■ What the exercise asks:
Some lines in the material below hold the word "icon". Copy all of them.

[Start of Attachment]

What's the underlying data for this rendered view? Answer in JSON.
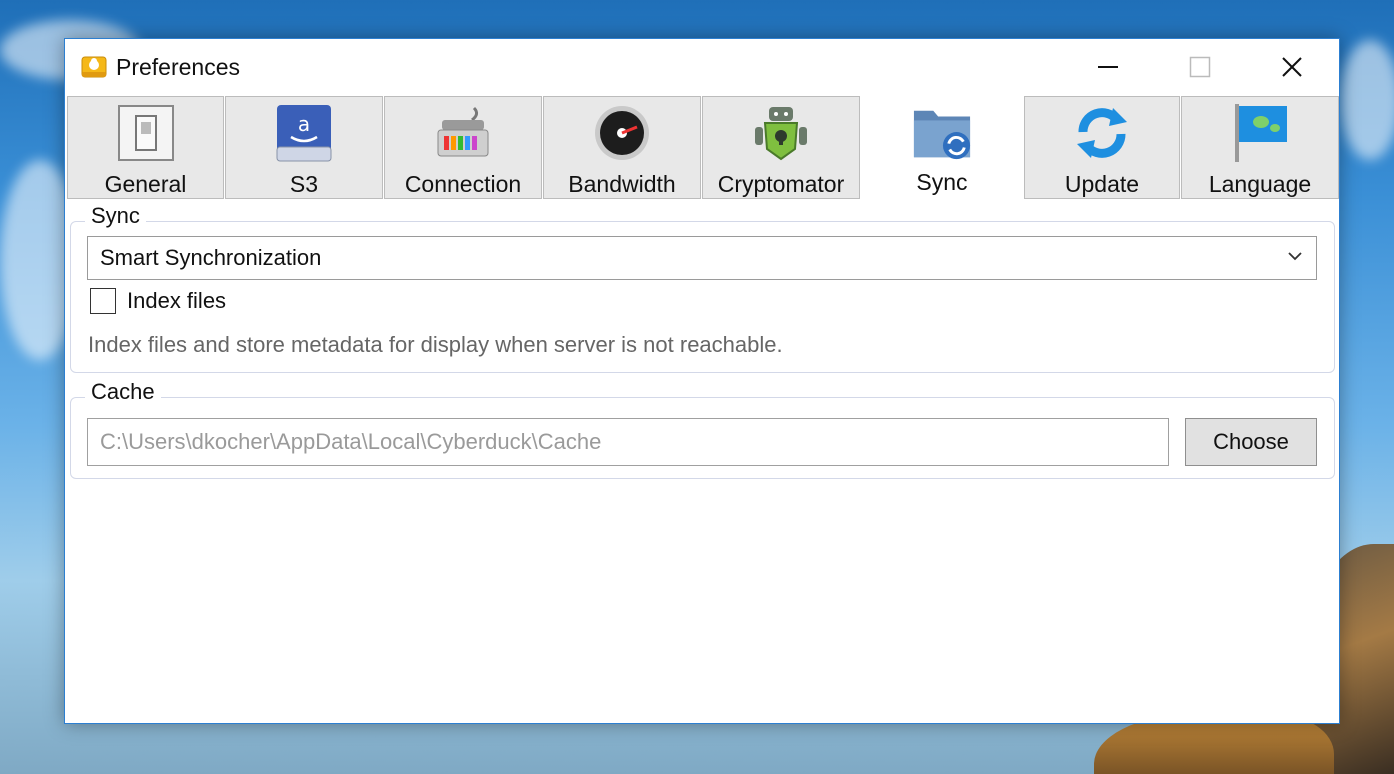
{
  "window": {
    "title": "Preferences"
  },
  "tabs": [
    {
      "label": "General",
      "icon": "switch-icon",
      "active": false
    },
    {
      "label": "S3",
      "icon": "amazon-drive-icon",
      "active": false
    },
    {
      "label": "Connection",
      "icon": "network-connector-icon",
      "active": false
    },
    {
      "label": "Bandwidth",
      "icon": "speedometer-icon",
      "active": false
    },
    {
      "label": "Cryptomator",
      "icon": "cryptomator-robot-icon",
      "active": false
    },
    {
      "label": "Sync",
      "icon": "sync-folder-icon",
      "active": true
    },
    {
      "label": "Update",
      "icon": "refresh-arrows-icon",
      "active": false
    },
    {
      "label": "Language",
      "icon": "flag-globe-icon",
      "active": false
    }
  ],
  "sync_group": {
    "legend": "Sync",
    "mode_selected": "Smart Synchronization",
    "index_files_label": "Index files",
    "index_files_checked": false,
    "description": "Index files and store metadata for display when server is not reachable."
  },
  "cache_group": {
    "legend": "Cache",
    "path": "C:\\Users\\dkocher\\AppData\\Local\\Cyberduck\\Cache",
    "choose_label": "Choose"
  },
  "colors": {
    "window_border": "#2c7fd1",
    "tab_inactive": "#e8e8e8",
    "group_border": "#d3d8e8"
  }
}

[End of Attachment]

■ Answer below:
      "icon": "switch-icon",
      "icon": "amazon-drive-icon",
      "icon": "network-connector-icon",
      "icon": "speedometer-icon",
      "icon": "cryptomator-robot-icon",
      "icon": "sync-folder-icon",
      "icon": "refresh-arrows-icon",
      "icon": "flag-globe-icon",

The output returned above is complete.